Shwethalyaung Pagoda in Kyaukse, 50 kilometers (30 miles) south of Mandalay, hosts an elephant dancing festival on the full moon eve and the full moon day. The dancing is not done by genuine pachyderms, but rather by teams of two competitors dressed in colorful, homemade elephant costumes, who bust their moves to the beat of live drum music as they seek to out-perform the other contestants.

Thadingyut also marks the beginning of Kahtein (Kathina in Pali), a month-long period leading up to the full moon day of Tazaungdine in November during which people donate new robes or other supplies to local monasteries. These offerings can include anything from fans, alms bowls and books for learning the Pali language, to tote bags, towels and soap. They are attached to wooden frames called padethapin (trees of plenty) that are set up throughout the country by business owners, schools, hospitals and even groups of trishaw drivers who congregate on street corners waiting for customers.

On a designated day toward the end of Kahtein, the trees are taken to the monastery for which the robes, supplies and money have been collected.
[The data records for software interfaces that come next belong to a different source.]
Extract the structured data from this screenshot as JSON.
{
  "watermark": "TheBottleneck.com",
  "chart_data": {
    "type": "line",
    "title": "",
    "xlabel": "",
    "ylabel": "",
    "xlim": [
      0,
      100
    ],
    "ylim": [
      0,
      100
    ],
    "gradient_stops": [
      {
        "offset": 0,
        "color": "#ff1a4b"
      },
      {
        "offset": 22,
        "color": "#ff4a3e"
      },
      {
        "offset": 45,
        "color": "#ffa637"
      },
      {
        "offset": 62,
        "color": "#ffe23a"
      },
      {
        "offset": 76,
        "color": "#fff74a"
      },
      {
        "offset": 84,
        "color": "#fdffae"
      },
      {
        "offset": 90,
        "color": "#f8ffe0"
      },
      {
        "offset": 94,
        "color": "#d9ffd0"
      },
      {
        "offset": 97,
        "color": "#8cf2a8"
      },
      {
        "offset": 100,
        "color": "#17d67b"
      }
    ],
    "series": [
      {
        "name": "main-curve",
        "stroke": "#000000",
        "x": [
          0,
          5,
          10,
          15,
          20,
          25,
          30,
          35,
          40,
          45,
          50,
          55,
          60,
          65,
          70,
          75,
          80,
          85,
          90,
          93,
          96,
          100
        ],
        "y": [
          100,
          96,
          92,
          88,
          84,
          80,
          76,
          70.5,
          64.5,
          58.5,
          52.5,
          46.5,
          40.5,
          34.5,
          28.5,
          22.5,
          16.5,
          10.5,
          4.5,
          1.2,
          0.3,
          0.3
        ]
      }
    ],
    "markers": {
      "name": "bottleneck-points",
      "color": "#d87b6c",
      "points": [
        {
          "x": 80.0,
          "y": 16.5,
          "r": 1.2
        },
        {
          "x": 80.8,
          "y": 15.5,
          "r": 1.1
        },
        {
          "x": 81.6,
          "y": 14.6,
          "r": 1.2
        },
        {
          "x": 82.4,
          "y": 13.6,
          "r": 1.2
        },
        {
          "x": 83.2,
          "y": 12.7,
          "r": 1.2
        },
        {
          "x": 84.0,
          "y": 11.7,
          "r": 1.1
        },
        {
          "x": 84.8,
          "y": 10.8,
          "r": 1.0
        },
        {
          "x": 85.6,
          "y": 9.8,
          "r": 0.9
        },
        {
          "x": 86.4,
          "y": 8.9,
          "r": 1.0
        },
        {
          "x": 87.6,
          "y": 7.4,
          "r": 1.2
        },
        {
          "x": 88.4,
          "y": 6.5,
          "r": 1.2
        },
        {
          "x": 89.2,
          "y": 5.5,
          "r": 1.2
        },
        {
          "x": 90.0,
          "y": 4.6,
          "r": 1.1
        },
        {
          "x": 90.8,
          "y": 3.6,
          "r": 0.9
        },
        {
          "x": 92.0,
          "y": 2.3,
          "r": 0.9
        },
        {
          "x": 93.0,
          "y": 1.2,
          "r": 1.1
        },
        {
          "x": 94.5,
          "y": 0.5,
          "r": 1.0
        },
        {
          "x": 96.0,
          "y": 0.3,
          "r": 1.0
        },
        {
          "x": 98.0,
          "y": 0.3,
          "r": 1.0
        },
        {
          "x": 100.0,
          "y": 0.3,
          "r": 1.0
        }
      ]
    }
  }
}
The donation day is cause for celebration in neighbourhoods and villages throughout Myanmar, and everyone participates. There are music and dance performances, and food is prepared to hand out to all comers. Everyone congregates at one spot, such as a community center or the village headman’s house, from where the colourful Kahtein procession sets out on foot or by vehicle to take each padethapin to its designated monastery.

One significant aspect of this festival is that donors do not make offerings to a particular monk, but rather to a monastery in general. To decide who gets what, the monastery holds a lottery starting with the most valuable item and moving down the list to the least valuable. The gathered donors watch, applauding when the names of their favorite monks are called. The most valued prizes are the new robes, and the monks who get them are considered to have received a special honor.

Blog.Thadingyut pic